ERISA regulations have now been in place for nearly 50 years. The act is officially known as the Employee Retirement Income Security Act of 1974.
Due to the longevity of the act, it has naturally evolved and changed over the years. This has been done through the use of amendments. The general focus has been on expanding the protections offered to those who are covered, although in practice that has not always been the case. Here are three particular amendments to consider.
1. The Consolidated Omnibus Budget Reconciliation Act (COBRA)
COBRA helps those who are the victims of some possibly unexpected events, allowing their health coverage to continue, at least for a little while. One example could be if someone loses their job and then suddenly doesn’t have any health coverage.
2. The Health Insurance Portability and Accountability Act (HIPAA)
HIPAA is aimed at protecting people’s privacy, in the sense that no one can force a medical provider to reveal personal details about that person. The goal is to reduce discrimination when it comes to the health coverage that they are offered.
3. The Newborns’ and Mothers’ Health Protection Act (NMHPA)
NMHPA helps to ensure that mothers have proper care after giving birth to their children and that they are allowed to stay in the hospital for a minimum amount of time while still being covered. For instance, someone who had a C-section generally gets 96 hours, at minimum, while someone who had a natural birth may get 48 hours.

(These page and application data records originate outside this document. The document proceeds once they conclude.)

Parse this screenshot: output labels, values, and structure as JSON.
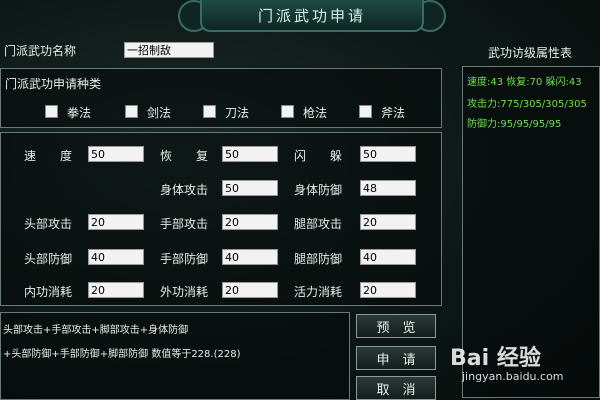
{
  "title": "门派武功申请",
  "name_field": {
    "label": "门派武功名称",
    "value": "一招制敌"
  },
  "attr_header": "武功访级属性表",
  "attr_lines": [
    "速度:43 恢复:70 躲闪:43",
    "攻击力:775/305/305/305",
    "防御力:95/95/95/95"
  ],
  "type_section": {
    "label": "门派武功申请种类",
    "options": [
      "拳法",
      "剑法",
      "刀法",
      "枪法",
      "斧法"
    ]
  },
  "stats": {
    "speed": {
      "label": "速　　度",
      "value": "50"
    },
    "recover": {
      "label": "恢　　复",
      "value": "50"
    },
    "dodge": {
      "label": "闪　　躲",
      "value": "50"
    },
    "body_atk": {
      "label": "身体攻击",
      "value": "50"
    },
    "body_def": {
      "label": "身体防御",
      "value": "48"
    },
    "head_atk": {
      "label": "头部攻击",
      "value": "20"
    },
    "hand_atk": {
      "label": "手部攻击",
      "value": "20"
    },
    "leg_atk": {
      "label": "腿部攻击",
      "value": "20"
    },
    "head_def": {
      "label": "头部防御",
      "value": "40"
    },
    "hand_def": {
      "label": "手部防御",
      "value": "40"
    },
    "leg_def": {
      "label": "腿部防御",
      "value": "40"
    },
    "inner": {
      "label": "内功消耗",
      "value": "20"
    },
    "outer": {
      "label": "外功消耗",
      "value": "20"
    },
    "vital": {
      "label": "活力消耗",
      "value": "20"
    }
  },
  "formula": {
    "line1": "头部攻击+手部攻击+脚部攻击+身体防御",
    "line2": "+头部防御+手部防御+脚部防御 数值等于228.(228)"
  },
  "buttons": {
    "preview": "预　览",
    "apply": "申　请",
    "cancel": "取　消"
  },
  "watermark": {
    "brand": "Bai 经验",
    "url": "jingyan.baidu.com"
  }
}
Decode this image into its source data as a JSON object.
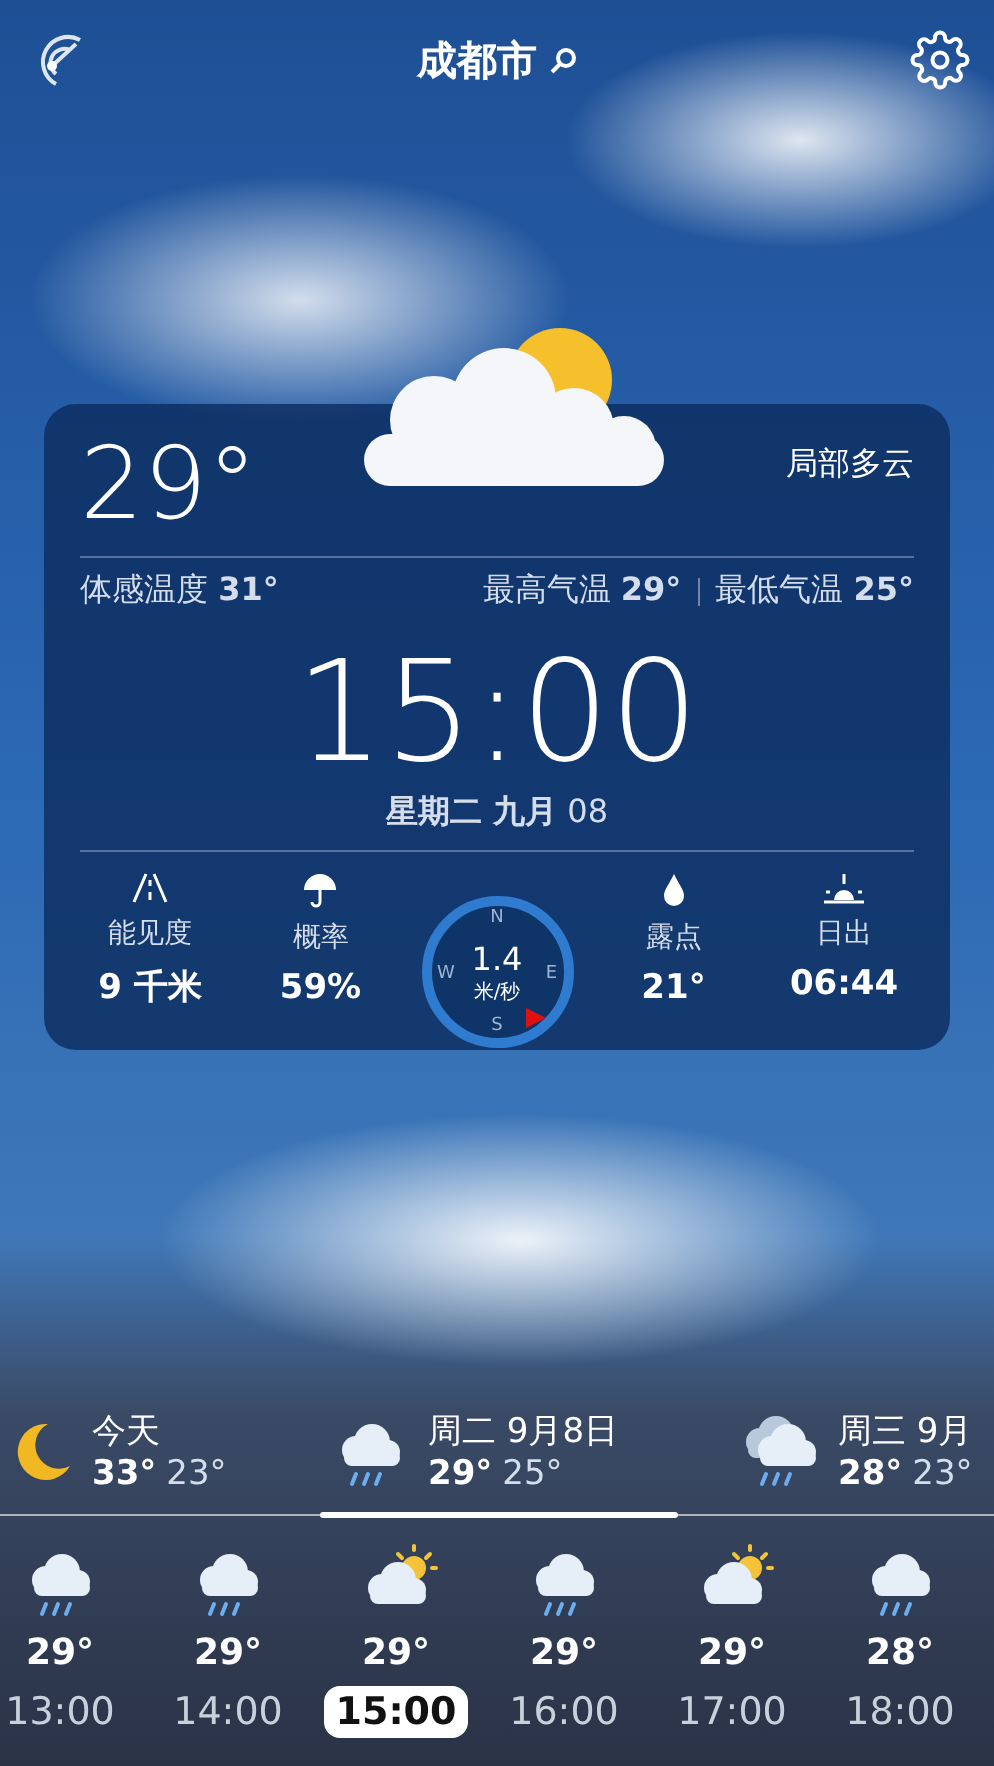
{
  "header": {
    "city": "成都市"
  },
  "current": {
    "temperature": "29°",
    "condition": "局部多云",
    "feels_like": "体感温度 **31°**",
    "high": "最高气温 **29°**",
    "low": "最低气温 **25°**",
    "time": "15:00",
    "date": "**星期二 九月** 08"
  },
  "stats": [
    {
      "kind": "visibility",
      "label": "能见度",
      "value": "9 千米"
    },
    {
      "kind": "umbrella",
      "label": "概率",
      "value": "59%"
    },
    {
      "kind": "wind",
      "value": "1.4",
      "unit": "米/秒",
      "directions": [
        "N",
        "E",
        "S",
        "W"
      ]
    },
    {
      "kind": "drop",
      "label": "露点",
      "value": "21°"
    },
    {
      "kind": "sunrise",
      "label": "日出",
      "value": "06:44"
    }
  ],
  "days": [
    {
      "kind": "moon",
      "name": "今天",
      "high": "33°",
      "low": "23°",
      "selected": false
    },
    {
      "kind": "rain",
      "name": "周二 9月8日",
      "high": "29°",
      "low": "25°",
      "selected": true
    },
    {
      "kind": "cloud-rain",
      "name": "周三 9月",
      "high": "28°",
      "low": "23°",
      "selected": false
    }
  ],
  "hours": [
    {
      "kind": "rain",
      "temp": "29°",
      "time": "13:00",
      "selected": false
    },
    {
      "kind": "rain",
      "temp": "29°",
      "time": "14:00",
      "selected": false
    },
    {
      "kind": "sun-cloud",
      "temp": "29°",
      "time": "15:00",
      "selected": true
    },
    {
      "kind": "rain",
      "temp": "29°",
      "time": "16:00",
      "selected": false
    },
    {
      "kind": "sun-cloud",
      "temp": "29°",
      "time": "17:00",
      "selected": false
    },
    {
      "kind": "rain",
      "temp": "28°",
      "time": "18:00",
      "selected": false
    }
  ]
}
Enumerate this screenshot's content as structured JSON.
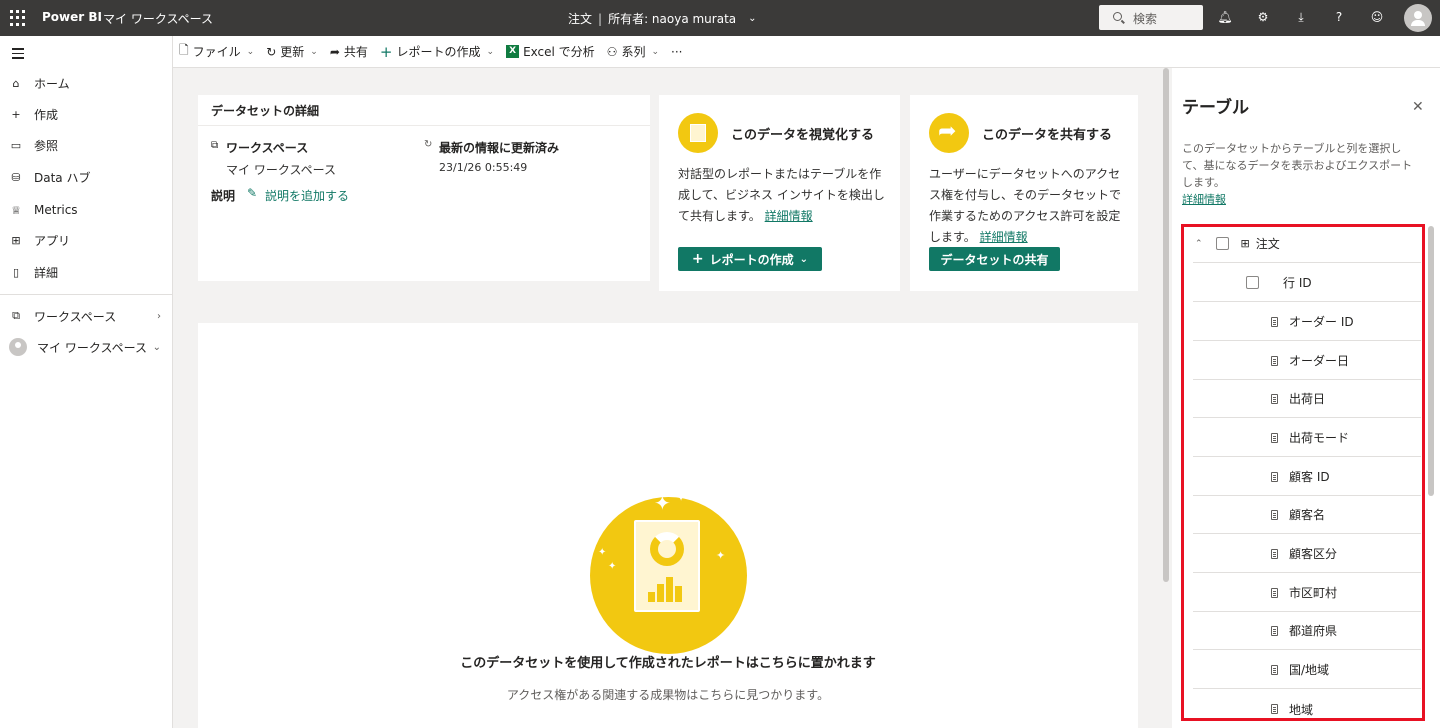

These are certainly not all the amendments and changes to ERISA over the years, but they help to show how the law can evolve and what you may need to consider if you’re interested in filing or if your claim has been denied. Be sure you are aware of all of your legal options.